For Liverpool to prevail without Gerrard for the first 87 minutes and Torres for the last 28 is testimony to the deep reserves of know-how that manifest themselves on the continent. “Liverpool FC — European Royalty,” announced one banner. A familiar delirium swept through supporters.

It was no disgrace to seek to nullify Real’s attacking threat. Granted, United had played with greater ambition against Inter, but only one English side went home with a win.

This was a classic chalkboard triumph. While Javier Mascherano and Xabi Alonso threw a blanket over Raul, Fernando Gago and Lassana Diarra, their more attack-minded colleagues waited for the opportunity to score from a breakaway or set piece. The chance came when Fabio Aurelio curled a free-kick on to the head of Benayoun, who was in more space than a Real Madrid defence should allow. The revenge of the understudy. Gerrard’s cameo was hardly required.

The chief threat was Arjen Robben, once of Chelsea, who displayed all his best and most infuriating traits in one parade of thwarted endeavour. Each time he was touched, he jumped like a scalded cat and then hobbled. Every time football’s status as a contact sport was reaffirmed by Liverpool’s tacklers, Robben turned it into a street crime. But at least he carried the ball and the fight to Liverpool.

The game’s main sub-plot was meant to be Torres’s return to the half of Madrid that loathes him. To the outside eye Torres was born on the wrong side of the tracks. By posting his allegiance to the less celebrated inhabitants of the Vicente Calderon stadium on the banks of the Rio Manzanares, El Nino turned his back on the opportunity to join the great Real goalscoring lineage of Di Stefano, Puskas, Hugo Sanchez and now Raul.

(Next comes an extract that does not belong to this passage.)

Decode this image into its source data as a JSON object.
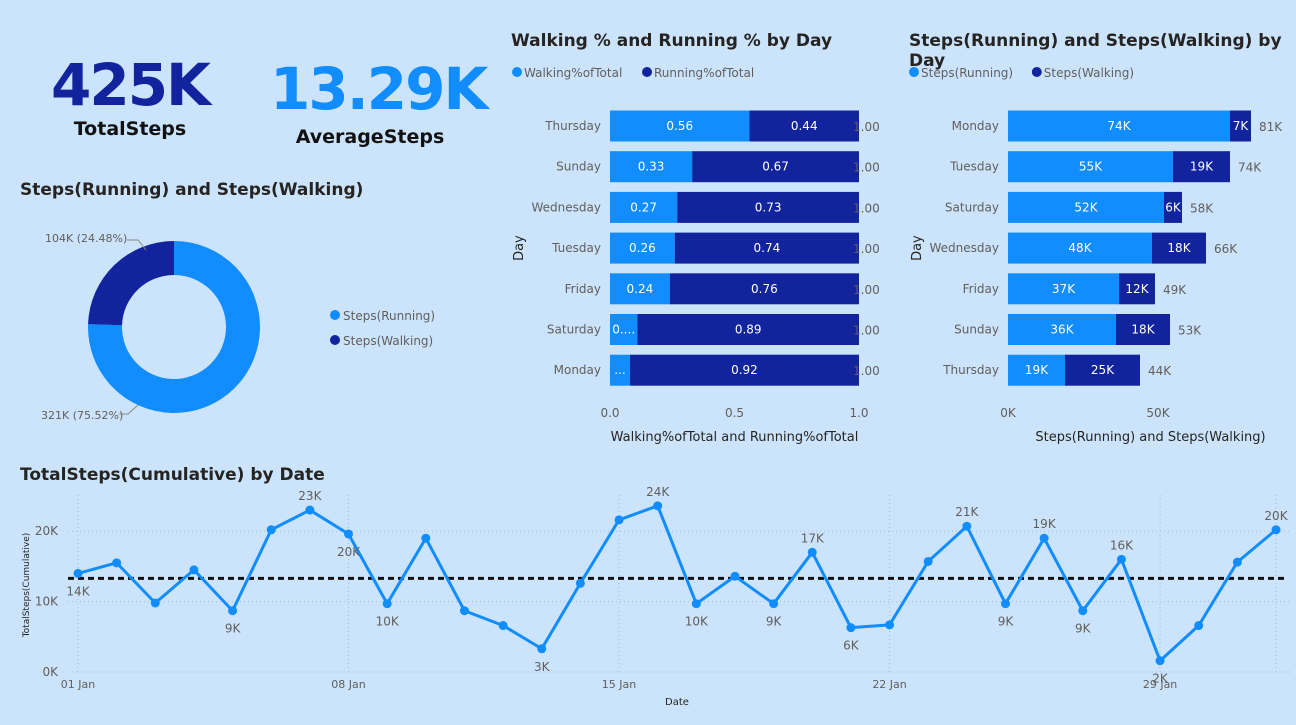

Torres would have looked a picture in the crisp white of the King’s club but his boyhood love was for Atletico, who trail Real 9-0 on the list of European titles won. To swoon for Atletico in the city where the world’s most illustrious club parade their majesty must have felt like walking past the Prado to take in the pavement art outside the train station.

Fortunately, though, success is not the only force to which the human heart responds and Torres was to become to Atletico what Raul is to Real: a Madrileno sent down from the stands to the pitch as an emissary of the people. Before the kick-off Liverpool’s record signing at £26.5m went down on his haunches and stared at the ranks of white like a skier studying an arrangement of slalom poles.

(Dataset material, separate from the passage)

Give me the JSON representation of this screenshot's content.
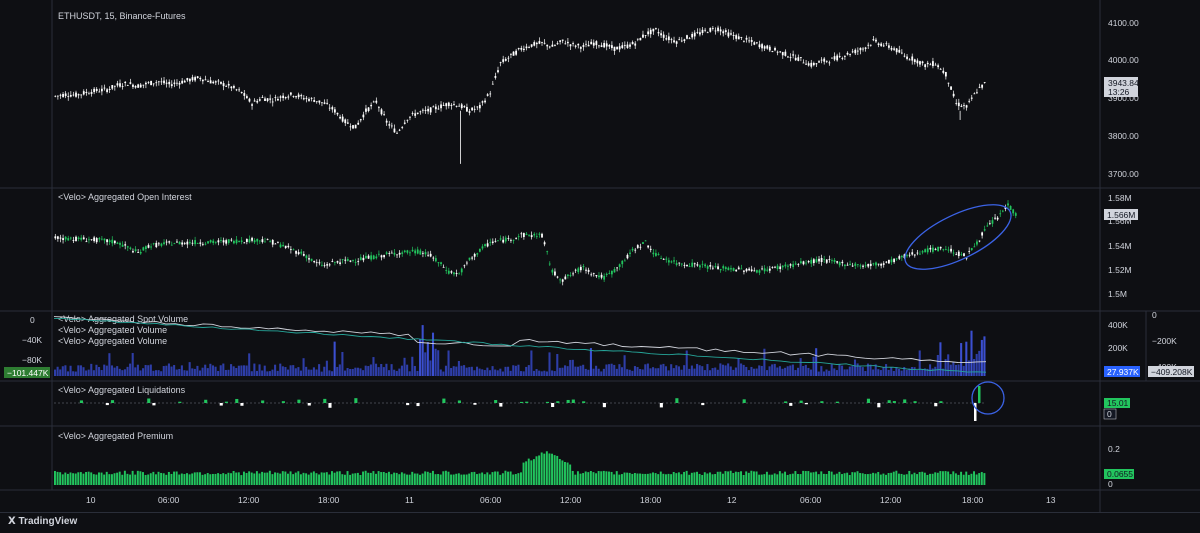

But it was not his night. There were intimations of his increasing frailty when a first-half bang to the foot sent him to the touchline for treatment and he was withdrawn after just over an hour.

The pursuit of a first league title since 1990 has assumed greater emotional importance in this year of the 20th anniversary of the Hillsborough disaster, and the game at Manchester United on March 14 remains the season’s biggest. But so much joy flows in Liverpool’s European universe that England must seem another country, remote and unconquerable.


February 25: Chelsea 1 (Drogba 13) bt Juventus 0. Half-time: 1-0; Real Madrid 0 lost to Liverpool 1 (Benayoun 82). Half-time: 0-0; Sporting 0 lost to Bayern Munich 5 (Ribery 41 & pen-63, Klose 57, Toni 84 & 90+1). Half-time: 0-1; Villarreal 1 (Rossi pen-67) drew with Panathinaikos 1 (Karagounis 59). Half-time: 0-0.

February 24: Arsenal 1 (Van Persie pen-37) bt Roma 0. Half-time: 1-0; Atletico Madrid 2 (Maxi 4, Forlan 45+2) drew with FC Porto 2 (Lopez 22, 72). Half-time: 2-1; Inter Milan 0 drew with Manchester United 0; Lyon 1 (Juninho 7) drew with Barcelona 1 (Henry 67). Half-time: 1-0.

© Guardian Newspapers Limited 2009

More stories from this issue

Sign in to unlock all user benefits
  • Get notified on top games and events
  • Save stories to read later
  • Access to comment on every story
  • Sign up / manage to our newsletters with a single click
  • Get notified by email for early bird access to discounts & offers to our products
Sign in


Comments have to be in English, and in full sentences. They cannot be abusive or personal. Please abide to our community guidelines for posting your comment